Problem to solve —
Look through the entries below for the string "Macintosh", and copy each line where it is found.

Website and app data records
BEGIN

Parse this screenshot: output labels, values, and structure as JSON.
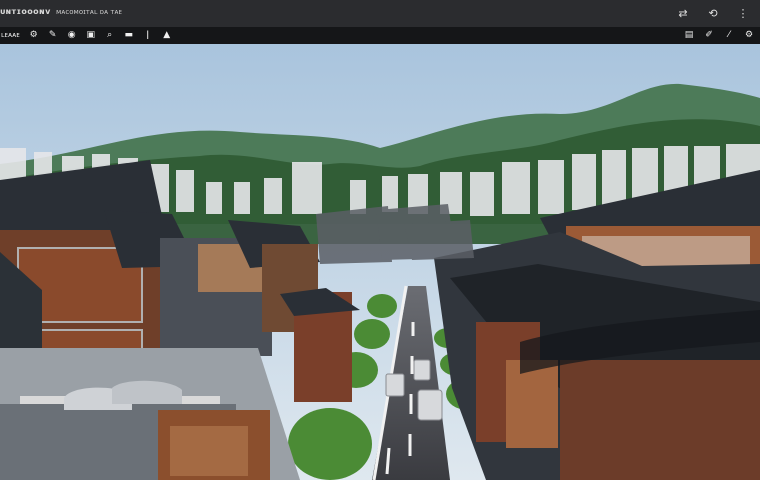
{
  "window": {
    "title": "ᴜɴᴛɪᴏᴏᴏɴᴠ",
    "subtitle": "ᴍᴀᴄᴏᴍᴏɪᴛᴀʟ ᴅᴀ ᴛᴀᴇ",
    "controls": [
      {
        "name": "swap-icon",
        "glyph": "⇄"
      },
      {
        "name": "fit-icon",
        "glyph": "⟲"
      },
      {
        "name": "more-icon",
        "glyph": "⋮"
      }
    ]
  },
  "toolbar": {
    "left_label": "ʟᴇᴀᴀᴇ",
    "left_items": [
      {
        "name": "gear-icon",
        "glyph": "⚙"
      },
      {
        "name": "pen-icon",
        "glyph": "✎"
      },
      {
        "name": "eye-icon",
        "glyph": "◉"
      },
      {
        "name": "image-icon",
        "glyph": "▣"
      },
      {
        "name": "search-icon",
        "glyph": "⌕"
      },
      {
        "name": "layer-icon",
        "glyph": "▬"
      },
      {
        "name": "pipe-icon",
        "glyph": "ǀ"
      },
      {
        "name": "triangle-icon",
        "glyph": "▲"
      }
    ],
    "right_items": [
      {
        "name": "grid-icon",
        "glyph": "▤"
      },
      {
        "name": "brush-icon",
        "glyph": "✐"
      },
      {
        "name": "tip-icon",
        "glyph": "⁄"
      },
      {
        "name": "settings-icon",
        "glyph": "⚙"
      }
    ]
  },
  "scene": {
    "sky_top": "#a9c4dd",
    "sky_bottom": "#d7e3ee",
    "mountain_near": "#2f5a33",
    "mountain_far": "#4d7b59",
    "roof": "#2a2f36",
    "wall": "#8a4a2c",
    "road": "#4a4b50",
    "tree": "#4b8b35"
  }
}
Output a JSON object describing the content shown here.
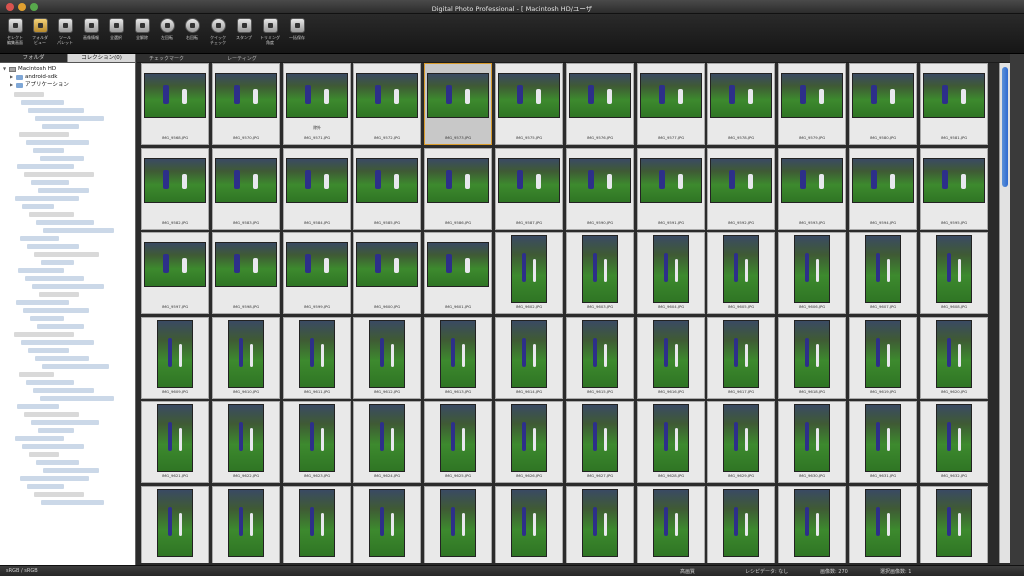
{
  "window": {
    "title": "Digital Photo Professional - [ Macintosh HD/ユーザ"
  },
  "toolbar": [
    {
      "label": "セレクト\n編集画面",
      "icon": "select-edit-icon"
    },
    {
      "label": "フォルダ\nビュー",
      "icon": "folder-view-icon",
      "active": true
    },
    {
      "label": "ツール\nパレット",
      "icon": "tool-palette-icon"
    },
    {
      "label": "画像情報",
      "icon": "image-info-icon"
    },
    {
      "label": "全選択",
      "icon": "select-all-icon"
    },
    {
      "label": "全解除",
      "icon": "deselect-all-icon"
    },
    {
      "label": "左回転",
      "icon": "rotate-left-icon"
    },
    {
      "label": "右回転",
      "icon": "rotate-right-icon"
    },
    {
      "label": "クイック\nチェック",
      "icon": "quick-check-icon"
    },
    {
      "label": "スタンプ",
      "icon": "stamp-icon"
    },
    {
      "label": "トリミング\n角度",
      "icon": "trim-angle-icon"
    },
    {
      "label": "一括保存",
      "icon": "batch-save-icon"
    }
  ],
  "left_panel": {
    "tabs": [
      {
        "label": "フォルダ"
      },
      {
        "label": "コレクション(0)"
      }
    ],
    "tree": [
      {
        "label": "Macintosh HD",
        "icon": "hard-drive-icon",
        "level": 0,
        "expanded": true
      },
      {
        "label": "android-sdk",
        "icon": "folder-icon",
        "level": 1,
        "expanded": false
      },
      {
        "label": "アプリケーション",
        "icon": "folder-icon",
        "level": 1,
        "expanded": false
      }
    ]
  },
  "filter_bar": {
    "check_mark": "チェックマーク",
    "rating": "レーティング"
  },
  "thumbnails": [
    "IMG_9568.JPG",
    "IMG_9570.JPG",
    "IMG_9571.JPG",
    "IMG_9572.JPG",
    "IMG_9573.JPG",
    "IMG_9575.JPG",
    "IMG_9576.JPG",
    "IMG_9577.JPG",
    "IMG_9578.JPG",
    "IMG_9579.JPG",
    "IMG_9580.JPG",
    "IMG_9581.JPG",
    "IMG_9582.JPG",
    "IMG_9583.JPG",
    "IMG_9584.JPG",
    "IMG_9585.JPG",
    "IMG_9586.JPG",
    "IMG_9587.JPG",
    "IMG_9590.JPG",
    "IMG_9591.JPG",
    "IMG_9592.JPG",
    "IMG_9593.JPG",
    "IMG_9594.JPG",
    "IMG_9595.JPG",
    "IMG_9597.JPG",
    "IMG_9598.JPG",
    "IMG_9599.JPG",
    "IMG_9600.JPG",
    "IMG_9601.JPG",
    "IMG_9602.JPG",
    "IMG_9603.JPG",
    "IMG_9604.JPG",
    "IMG_9605.JPG",
    "IMG_9606.JPG",
    "IMG_9607.JPG",
    "IMG_9608.JPG",
    "IMG_9609.JPG",
    "IMG_9610.JPG",
    "IMG_9611.JPG",
    "IMG_9612.JPG",
    "IMG_9613.JPG",
    "IMG_9614.JPG",
    "IMG_9615.JPG",
    "IMG_9616.JPG",
    "IMG_9617.JPG",
    "IMG_9618.JPG",
    "IMG_9619.JPG",
    "IMG_9620.JPG",
    "IMG_9621.JPG",
    "IMG_9622.JPG",
    "IMG_9623.JPG",
    "IMG_9624.JPG",
    "IMG_9625.JPG",
    "IMG_9626.JPG",
    "IMG_9627.JPG",
    "IMG_9628.JPG",
    "IMG_9629.JPG",
    "IMG_9630.JPG",
    "IMG_9631.JPG",
    "IMG_9632.JPG",
    "",
    "",
    "",
    "",
    "",
    "",
    "",
    "",
    "",
    "",
    "",
    ""
  ],
  "thumb_orientation": [
    "L",
    "L",
    "L",
    "L",
    "L",
    "L",
    "L",
    "L",
    "L",
    "L",
    "L",
    "L",
    "L",
    "L",
    "L",
    "L",
    "L",
    "L",
    "L",
    "L",
    "L",
    "L",
    "L",
    "L",
    "L",
    "L",
    "L",
    "L",
    "L",
    "P",
    "P",
    "P",
    "P",
    "P",
    "P",
    "P",
    "P",
    "P",
    "P",
    "P",
    "P",
    "P",
    "P",
    "P",
    "P",
    "P",
    "P",
    "P",
    "P",
    "P",
    "P",
    "P",
    "P",
    "P",
    "P",
    "P",
    "P",
    "P",
    "P",
    "P",
    "P",
    "P",
    "P",
    "P",
    "P",
    "P",
    "P",
    "P",
    "P",
    "P",
    "P",
    "P"
  ],
  "selected_thumb": 4,
  "thumb_mark": {
    "index": 2,
    "text": "除外"
  },
  "status_bar": {
    "color_space": "sRGB / sRGB",
    "quality": "高画質",
    "recipe": "レシピデータ: なし",
    "image_count": "画像数: 270",
    "selected_count": "選択画像数: 1"
  }
}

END

Written answer —
    "title": "Digital Photo Professional - [ Macintosh HD/ユーザ"
        "label": "Macintosh HD",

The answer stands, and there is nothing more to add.